ABOUT THIS EXERCISE: What is wanted is every record, duplicated word for word.

MATERIAL TO PROCESS:
········
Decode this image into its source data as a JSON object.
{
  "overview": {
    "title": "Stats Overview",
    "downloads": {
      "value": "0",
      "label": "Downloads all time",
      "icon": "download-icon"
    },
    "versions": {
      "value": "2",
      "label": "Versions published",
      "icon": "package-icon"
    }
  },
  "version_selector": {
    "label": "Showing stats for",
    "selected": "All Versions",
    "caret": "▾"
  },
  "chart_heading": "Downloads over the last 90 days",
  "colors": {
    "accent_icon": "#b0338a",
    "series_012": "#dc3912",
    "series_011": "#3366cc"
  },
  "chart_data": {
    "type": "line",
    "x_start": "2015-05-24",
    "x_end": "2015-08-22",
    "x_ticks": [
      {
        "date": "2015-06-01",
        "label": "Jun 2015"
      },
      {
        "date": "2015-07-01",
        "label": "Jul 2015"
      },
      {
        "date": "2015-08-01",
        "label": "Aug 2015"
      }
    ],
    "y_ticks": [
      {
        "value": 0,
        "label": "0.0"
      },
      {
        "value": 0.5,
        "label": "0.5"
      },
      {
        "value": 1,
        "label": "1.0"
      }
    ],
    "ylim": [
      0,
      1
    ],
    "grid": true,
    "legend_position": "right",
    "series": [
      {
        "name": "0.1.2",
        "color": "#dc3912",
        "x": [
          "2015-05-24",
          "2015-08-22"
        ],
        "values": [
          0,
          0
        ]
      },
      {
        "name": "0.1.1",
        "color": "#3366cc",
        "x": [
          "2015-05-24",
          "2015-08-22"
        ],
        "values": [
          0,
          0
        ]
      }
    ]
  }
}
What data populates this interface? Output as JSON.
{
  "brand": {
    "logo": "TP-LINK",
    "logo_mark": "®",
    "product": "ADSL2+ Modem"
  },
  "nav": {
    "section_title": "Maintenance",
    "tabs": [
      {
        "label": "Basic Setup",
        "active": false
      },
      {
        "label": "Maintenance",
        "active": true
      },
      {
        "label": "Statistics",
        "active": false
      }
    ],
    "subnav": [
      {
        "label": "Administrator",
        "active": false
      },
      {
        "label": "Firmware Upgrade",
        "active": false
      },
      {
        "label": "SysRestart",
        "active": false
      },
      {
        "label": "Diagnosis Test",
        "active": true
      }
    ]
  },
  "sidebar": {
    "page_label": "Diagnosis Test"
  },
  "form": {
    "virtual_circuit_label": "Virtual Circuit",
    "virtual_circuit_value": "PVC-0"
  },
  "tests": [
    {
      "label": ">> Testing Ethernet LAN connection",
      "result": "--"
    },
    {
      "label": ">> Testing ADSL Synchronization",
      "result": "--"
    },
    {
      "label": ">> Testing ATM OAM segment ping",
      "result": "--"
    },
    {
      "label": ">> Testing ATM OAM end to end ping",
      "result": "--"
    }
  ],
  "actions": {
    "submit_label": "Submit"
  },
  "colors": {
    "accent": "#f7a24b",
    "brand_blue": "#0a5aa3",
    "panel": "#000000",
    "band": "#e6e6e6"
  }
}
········
SOLUTION BELOW:
Decode this image into its source data as a JSON object.
{
  "overview": {
    "title": "Stats Overview",
    "downloads": {
      "value": "0",
      "label": "Downloads all time",
      "icon": "download-icon"
    },
    "versions": {
      "value": "2",
      "label": "Versions published",
      "icon": "package-icon"
    }
  },
  "version_selector": {
    "label": "Showing stats for",
    "selected": "All Versions",
    "caret": "▾"
  },
  "chart_heading": "Downloads over the last 90 days",
  "colors": {
    "accent_icon": "#b0338a",
    "series_012": "#dc3912",
    "series_011": "#3366cc"
  },
  "chart_data": {
    "type": "line",
    "x_start": "2015-05-24",
    "x_end": "2015-08-22",
    "x_ticks": [
      {
        "date": "2015-06-01",
        "label": "Jun 2015"
      },
      {
        "date": "2015-07-01",
        "label": "Jul 2015"
      },
      {
        "date": "2015-08-01",
        "label": "Aug 2015"
      }
    ],
    "y_ticks": [
      {
        "value": 0,
        "label": "0.0"
      },
      {
        "value": 0.5,
        "label": "0.5"
      },
      {
        "value": 1,
        "label": "1.0"
      }
    ],
    "ylim": [
      0,
      1
    ],
    "grid": true,
    "legend_position": "right",
    "series": [
      {
        "name": "0.1.2",
        "color": "#dc3912",
        "x": [
          "2015-05-24",
          "2015-08-22"
        ],
        "values": [
          0,
          0
        ]
      },
      {
        "name": "0.1.1",
        "color": "#3366cc",
        "x": [
          "2015-05-24",
          "2015-08-22"
        ],
        "values": [
          0,
          0
        ]
      }
    ]
  }
}
What data populates this interface? Output as JSON.
{
  "brand": {
    "logo": "TP-LINK",
    "logo_mark": "®",
    "product": "ADSL2+ Modem"
  },
  "nav": {
    "section_title": "Maintenance",
    "tabs": [
      {
        "label": "Basic Setup",
        "active": false
      },
      {
        "label": "Maintenance",
        "active": true
      },
      {
        "label": "Statistics",
        "active": false
      }
    ],
    "subnav": [
      {
        "label": "Administrator",
        "active": false
      },
      {
        "label": "Firmware Upgrade",
        "active": false
      },
      {
        "label": "SysRestart",
        "active": false
      },
      {
        "label": "Diagnosis Test",
        "active": true
      }
    ]
  },
  "sidebar": {
    "page_label": "Diagnosis Test"
  },
  "form": {
    "virtual_circuit_label": "Virtual Circuit",
    "virtual_circuit_value": "PVC-0"
  },
  "tests": [
    {
      "label": ">> Testing Ethernet LAN connection",
      "result": "--"
    },
    {
      "label": ">> Testing ADSL Synchronization",
      "result": "--"
    },
    {
      "label": ">> Testing ATM OAM segment ping",
      "result": "--"
    },
    {
      "label": ">> Testing ATM OAM end to end ping",
      "result": "--"
    }
  ],
  "actions": {
    "submit_label": "Submit"
  },
  "colors": {
    "accent": "#f7a24b",
    "brand_blue": "#0a5aa3",
    "panel": "#000000",
    "band": "#e6e6e6"
  }
}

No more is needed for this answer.